Flush with cash, Florida legislators ended their annual session Friday by approving a record $77.1 billion state budget that increases money for everything from child welfare to schools to cleaning up water pollution.
The Republican-controlled Legislature voted on the budget and then shut down the 60-day session late Friday night.
The vote closed out a hectic final day that is expected to set the stage for a crucial election year when Gov. Rick Scott and most legislators will be on the ballot.
"We had a great year and we're going to help all Florida families," Scott said shortly after the session ended.
In the final hours, legislators approved a measure that would allow the sale of a strain of low-THC marijuana for medical use. They also voted to allow students living illegally in the country to qualify for in-state tuition rates for college. Both decisions were unthinkable in the past decade for many GOP lawmakers. Scott is expected to sign both.
The Legislature also passed a sweeping bill aimed at overhauling the child-welfare system. The bill states that protecting a child from abuse is paramount and more important than keeping a family together. That's a significant shift for the Department of Children and Families, which has placed a premium on putting fewer children in foster care.
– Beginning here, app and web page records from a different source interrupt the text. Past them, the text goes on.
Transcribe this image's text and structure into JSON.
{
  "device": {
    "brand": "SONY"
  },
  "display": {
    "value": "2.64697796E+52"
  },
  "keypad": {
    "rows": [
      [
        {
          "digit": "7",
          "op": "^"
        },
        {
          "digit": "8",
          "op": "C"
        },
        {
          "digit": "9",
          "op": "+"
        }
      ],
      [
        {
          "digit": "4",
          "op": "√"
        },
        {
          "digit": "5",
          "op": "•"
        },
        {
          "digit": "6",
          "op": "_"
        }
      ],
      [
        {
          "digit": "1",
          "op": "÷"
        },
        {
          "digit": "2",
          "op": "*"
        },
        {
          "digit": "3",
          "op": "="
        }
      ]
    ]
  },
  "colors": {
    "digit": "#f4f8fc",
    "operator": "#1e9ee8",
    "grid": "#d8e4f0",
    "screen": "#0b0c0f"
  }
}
Lawmakers also voted for a bill that will allow the Florida Supreme Court to grant law licenses to non-citizens.
And in a turnabout from last year, the Legislature passed a bill that would allow professional sports teams to qualify for taxpayer money. A similar bill died during the 2013 session.
Legislators also approved an expansion of Florida's private-school voucher program for low-income children, largely along partisan lines. They also agreed to compensate a former farmworker who spent 21 years in prison after being wrongfully convicted of killing his seven children. The bill changes a law that compensates wrongfully incarcerated prisoners so that James Richardson can be paid more than $1 million.
House Speaker Will Weatherford contended that the session would "go down as one of the better sessions that this state has ever had."
But a big focus on the last day was the money.
The state's economic recovery gave lawmakers the luxury of having a $1.2 billion budget surplus even after they had paid for school enrollment and other pressing needs such as growth in the state's Medicaid program.
Most of that surplus was set aside for $500 million in tax and fee cuts, including a rollback in auto registration fees that was signed into law earlier this spring by Scott. The rest of the tax cuts included a three-day back-to-school sales tax holiday in August, as well as tax holidays for hurricane preparation supplies and energy-efficiency appliances.
Senate President Don Gaetz, R-Niceville, insisted that the Legislature was not "awash in cash." And House Speaker Will Weatherford said lawmakers had acted responsibly because they left roughly $3 billion aside for reserves while also cutting taxes.
"This has been a fiscally conservative year, but at the same time there are some needs in the state and we are trying to focus on them," Weatherford said.
But that didn't stop legislators from spreading millions to hometown projects ranging from $2 million to help build an observation tower in downtown Miami to money to expand a gun range in Brevard County.
"I am going to go home and brag about what we have done," said Sen. Alan Hays, R-Umatilla.
Some Democrats, meanwhile, questioned some of the spending priorities, especially the continued resistance of GOP lawmakers to accept federal funding to expand Medicaid coverage. The Legislature has refused to accept the money because it is tied to President Barack Obama's health care overhaul.
"We're moving in the right direction," said Rep. Elaine Schwartz, D-Hollywood. "There's more money around but there's a problem with priorities."